Top of Data supplied
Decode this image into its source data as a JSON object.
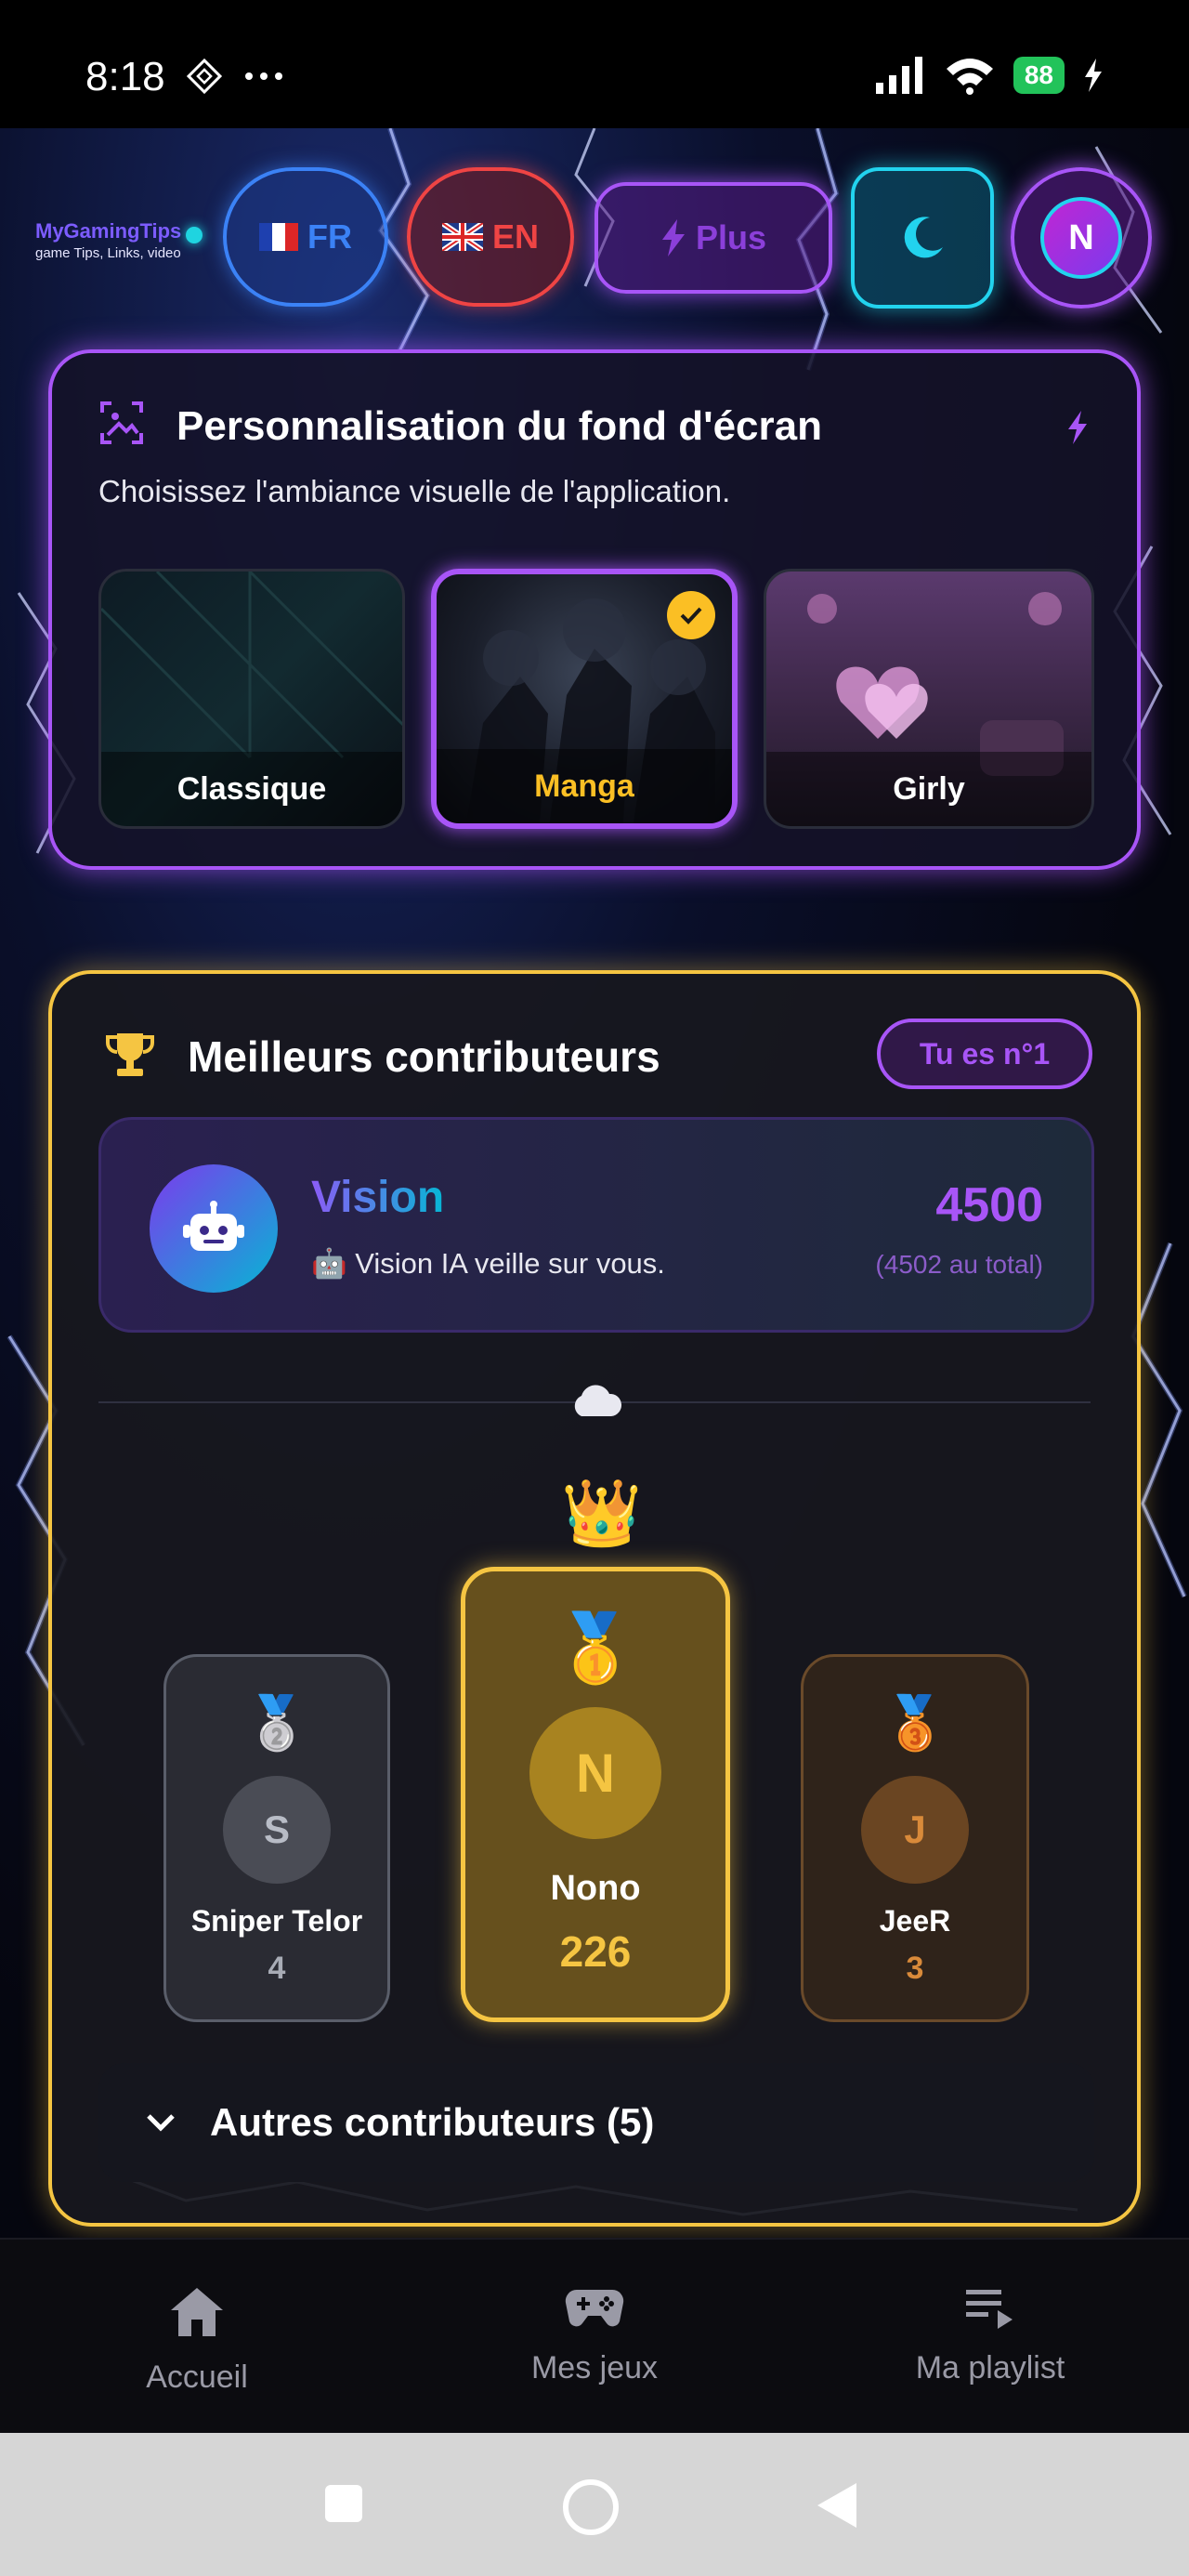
{
  "status": {
    "time": "8:18",
    "battery": "88"
  },
  "topbar": {
    "logo_title": "MyGamingTips",
    "logo_sub": "game Tips, Links, video",
    "lang_fr": "FR",
    "lang_en": "EN",
    "plus_label": "Plus",
    "avatar_initial": "N"
  },
  "wallpaper": {
    "title": "Personnalisation du fond d'écran",
    "subtitle": "Choisissez l'ambiance visuelle de l'application.",
    "themes": [
      {
        "label": "Classique",
        "selected": false
      },
      {
        "label": "Manga",
        "selected": true
      },
      {
        "label": "Girly",
        "selected": false
      }
    ]
  },
  "contributors": {
    "title": "Meilleurs contributeurs",
    "rank_badge": "Tu es n°1",
    "vision": {
      "name": "Vision",
      "message": "🤖 Vision IA veille sur vous.",
      "score": "4500",
      "total": "(4502 au total)"
    },
    "podium": [
      {
        "rank": 2,
        "initial": "S",
        "name": "Sniper Telor",
        "score": "4"
      },
      {
        "rank": 1,
        "initial": "N",
        "name": "Nono",
        "score": "226"
      },
      {
        "rank": 3,
        "initial": "J",
        "name": "JeeR",
        "score": "3"
      }
    ],
    "others_label": "Autres contributeurs (5)"
  },
  "nav": {
    "home": "Accueil",
    "games": "Mes jeux",
    "playlist": "Ma playlist"
  },
  "colors": {
    "accent_purple": "#a855f7",
    "accent_gold": "#f5c542",
    "accent_cyan": "#22d3ee"
  }
}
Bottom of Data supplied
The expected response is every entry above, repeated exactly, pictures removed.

• Answer area:
Decode this image into its source data as a JSON object.
{
  "status": {
    "time": "8:18",
    "battery": "88"
  },
  "topbar": {
    "logo_title": "MyGamingTips",
    "logo_sub": "game Tips, Links, video",
    "lang_fr": "FR",
    "lang_en": "EN",
    "plus_label": "Plus",
    "avatar_initial": "N"
  },
  "wallpaper": {
    "title": "Personnalisation du fond d'écran",
    "subtitle": "Choisissez l'ambiance visuelle de l'application.",
    "themes": [
      {
        "label": "Classique",
        "selected": false
      },
      {
        "label": "Manga",
        "selected": true
      },
      {
        "label": "Girly",
        "selected": false
      }
    ]
  },
  "contributors": {
    "title": "Meilleurs contributeurs",
    "rank_badge": "Tu es n°1",
    "vision": {
      "name": "Vision",
      "message": "🤖 Vision IA veille sur vous.",
      "score": "4500",
      "total": "(4502 au total)"
    },
    "podium": [
      {
        "rank": 2,
        "initial": "S",
        "name": "Sniper Telor",
        "score": "4"
      },
      {
        "rank": 1,
        "initial": "N",
        "name": "Nono",
        "score": "226"
      },
      {
        "rank": 3,
        "initial": "J",
        "name": "JeeR",
        "score": "3"
      }
    ],
    "others_label": "Autres contributeurs (5)"
  },
  "nav": {
    "home": "Accueil",
    "games": "Mes jeux",
    "playlist": "Ma playlist"
  },
  "colors": {
    "accent_purple": "#a855f7",
    "accent_gold": "#f5c542",
    "accent_cyan": "#22d3ee"
  }
}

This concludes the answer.